▶ [Exercise directions] Each line below is to be copied exactly; images do not go into the copy.
▬▬▬
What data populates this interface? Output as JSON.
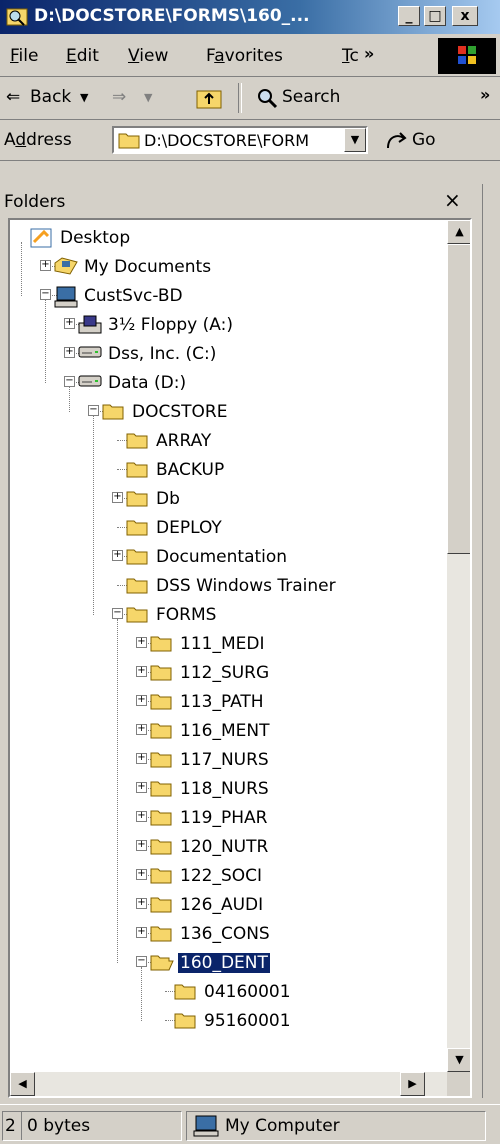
{
  "window": {
    "title": "D:\\DOCSTORE\\FORMS\\160_...",
    "controls": [
      "_",
      "□",
      "x"
    ]
  },
  "menu": {
    "items": [
      {
        "pre": "",
        "u": "F",
        "post": "ile"
      },
      {
        "pre": "",
        "u": "E",
        "post": "dit"
      },
      {
        "pre": "",
        "u": "V",
        "post": "iew"
      },
      {
        "pre": "F",
        "u": "a",
        "post": "vorites"
      },
      {
        "pre": "",
        "u": "T",
        "post": "c"
      }
    ],
    "more": "»"
  },
  "toolbar": {
    "back_label": "Back",
    "search_label": "Search",
    "more": "»"
  },
  "address": {
    "label_pre": "A",
    "label_u": "d",
    "label_post": "dress",
    "value": "D:\\DOCSTORE\\FORM",
    "go_label": "Go"
  },
  "folders_pane": {
    "title": "Folders",
    "close": "×"
  },
  "tree": [
    {
      "label": "Desktop",
      "icon": "desktop-icon",
      "expander": "none"
    },
    {
      "label": "My Documents",
      "icon": "my-documents-icon",
      "expander": "+"
    },
    {
      "label": "CustSvc-BD",
      "icon": "computer-icon",
      "expander": "-"
    },
    {
      "label": "3½ Floppy (A:)",
      "icon": "floppy-icon",
      "expander": "+"
    },
    {
      "label": "Dss, Inc. (C:)",
      "icon": "drive-icon",
      "expander": "+"
    },
    {
      "label": "Data (D:)",
      "icon": "drive-icon",
      "expander": "-"
    },
    {
      "label": "DOCSTORE",
      "icon": "folder-icon",
      "expander": "-"
    },
    {
      "label": "ARRAY",
      "icon": "folder-icon",
      "expander": "none"
    },
    {
      "label": "BACKUP",
      "icon": "folder-icon",
      "expander": "none"
    },
    {
      "label": "Db",
      "icon": "folder-icon",
      "expander": "+"
    },
    {
      "label": "DEPLOY",
      "icon": "folder-icon",
      "expander": "none"
    },
    {
      "label": "Documentation",
      "icon": "folder-icon",
      "expander": "+"
    },
    {
      "label": "DSS Windows Trainer",
      "icon": "folder-icon",
      "expander": "none"
    },
    {
      "label": "FORMS",
      "icon": "folder-icon",
      "expander": "-"
    },
    {
      "label": "111_MEDI",
      "icon": "folder-icon",
      "expander": "+"
    },
    {
      "label": "112_SURG",
      "icon": "folder-icon",
      "expander": "+"
    },
    {
      "label": "113_PATH",
      "icon": "folder-icon",
      "expander": "+"
    },
    {
      "label": "116_MENT",
      "icon": "folder-icon",
      "expander": "+"
    },
    {
      "label": "117_NURS",
      "icon": "folder-icon",
      "expander": "+"
    },
    {
      "label": "118_NURS",
      "icon": "folder-icon",
      "expander": "+"
    },
    {
      "label": "119_PHAR",
      "icon": "folder-icon",
      "expander": "+"
    },
    {
      "label": "120_NUTR",
      "icon": "folder-icon",
      "expander": "+"
    },
    {
      "label": "122_SOCI",
      "icon": "folder-icon",
      "expander": "+"
    },
    {
      "label": "126_AUDI",
      "icon": "folder-icon",
      "expander": "+"
    },
    {
      "label": "136_CONS",
      "icon": "folder-icon",
      "expander": "+"
    },
    {
      "label": "160_DENT",
      "icon": "open-folder-icon",
      "expander": "-",
      "selected": true
    },
    {
      "label": "04160001",
      "icon": "folder-icon",
      "expander": "none"
    },
    {
      "label": "95160001",
      "icon": "folder-icon",
      "expander": "none"
    }
  ],
  "status": {
    "count": "2",
    "size": "0 bytes",
    "zone": "My Computer"
  },
  "colors": {
    "title_gradient_start": "#0a246a",
    "title_gradient_end": "#a6caf0",
    "selection": "#0a246a",
    "folder_yellow": "#f6d66a"
  }
}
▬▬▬
▶ [Your response]
What data populates this interface? Output as JSON.
{
  "window": {
    "title": "D:\\DOCSTORE\\FORMS\\160_...",
    "controls": [
      "_",
      "□",
      "x"
    ]
  },
  "menu": {
    "items": [
      {
        "pre": "",
        "u": "F",
        "post": "ile"
      },
      {
        "pre": "",
        "u": "E",
        "post": "dit"
      },
      {
        "pre": "",
        "u": "V",
        "post": "iew"
      },
      {
        "pre": "F",
        "u": "a",
        "post": "vorites"
      },
      {
        "pre": "",
        "u": "T",
        "post": "c"
      }
    ],
    "more": "»"
  },
  "toolbar": {
    "back_label": "Back",
    "search_label": "Search",
    "more": "»"
  },
  "address": {
    "label_pre": "A",
    "label_u": "d",
    "label_post": "dress",
    "value": "D:\\DOCSTORE\\FORM",
    "go_label": "Go"
  },
  "folders_pane": {
    "title": "Folders",
    "close": "×"
  },
  "tree": [
    {
      "label": "Desktop",
      "icon": "desktop-icon",
      "expander": "none"
    },
    {
      "label": "My Documents",
      "icon": "my-documents-icon",
      "expander": "+"
    },
    {
      "label": "CustSvc-BD",
      "icon": "computer-icon",
      "expander": "-"
    },
    {
      "label": "3½ Floppy (A:)",
      "icon": "floppy-icon",
      "expander": "+"
    },
    {
      "label": "Dss, Inc. (C:)",
      "icon": "drive-icon",
      "expander": "+"
    },
    {
      "label": "Data (D:)",
      "icon": "drive-icon",
      "expander": "-"
    },
    {
      "label": "DOCSTORE",
      "icon": "folder-icon",
      "expander": "-"
    },
    {
      "label": "ARRAY",
      "icon": "folder-icon",
      "expander": "none"
    },
    {
      "label": "BACKUP",
      "icon": "folder-icon",
      "expander": "none"
    },
    {
      "label": "Db",
      "icon": "folder-icon",
      "expander": "+"
    },
    {
      "label": "DEPLOY",
      "icon": "folder-icon",
      "expander": "none"
    },
    {
      "label": "Documentation",
      "icon": "folder-icon",
      "expander": "+"
    },
    {
      "label": "DSS Windows Trainer",
      "icon": "folder-icon",
      "expander": "none"
    },
    {
      "label": "FORMS",
      "icon": "folder-icon",
      "expander": "-"
    },
    {
      "label": "111_MEDI",
      "icon": "folder-icon",
      "expander": "+"
    },
    {
      "label": "112_SURG",
      "icon": "folder-icon",
      "expander": "+"
    },
    {
      "label": "113_PATH",
      "icon": "folder-icon",
      "expander": "+"
    },
    {
      "label": "116_MENT",
      "icon": "folder-icon",
      "expander": "+"
    },
    {
      "label": "117_NURS",
      "icon": "folder-icon",
      "expander": "+"
    },
    {
      "label": "118_NURS",
      "icon": "folder-icon",
      "expander": "+"
    },
    {
      "label": "119_PHAR",
      "icon": "folder-icon",
      "expander": "+"
    },
    {
      "label": "120_NUTR",
      "icon": "folder-icon",
      "expander": "+"
    },
    {
      "label": "122_SOCI",
      "icon": "folder-icon",
      "expander": "+"
    },
    {
      "label": "126_AUDI",
      "icon": "folder-icon",
      "expander": "+"
    },
    {
      "label": "136_CONS",
      "icon": "folder-icon",
      "expander": "+"
    },
    {
      "label": "160_DENT",
      "icon": "open-folder-icon",
      "expander": "-",
      "selected": true
    },
    {
      "label": "04160001",
      "icon": "folder-icon",
      "expander": "none"
    },
    {
      "label": "95160001",
      "icon": "folder-icon",
      "expander": "none"
    }
  ],
  "status": {
    "count": "2",
    "size": "0 bytes",
    "zone": "My Computer"
  },
  "colors": {
    "title_gradient_start": "#0a246a",
    "title_gradient_end": "#a6caf0",
    "selection": "#0a246a",
    "folder_yellow": "#f6d66a"
  }
}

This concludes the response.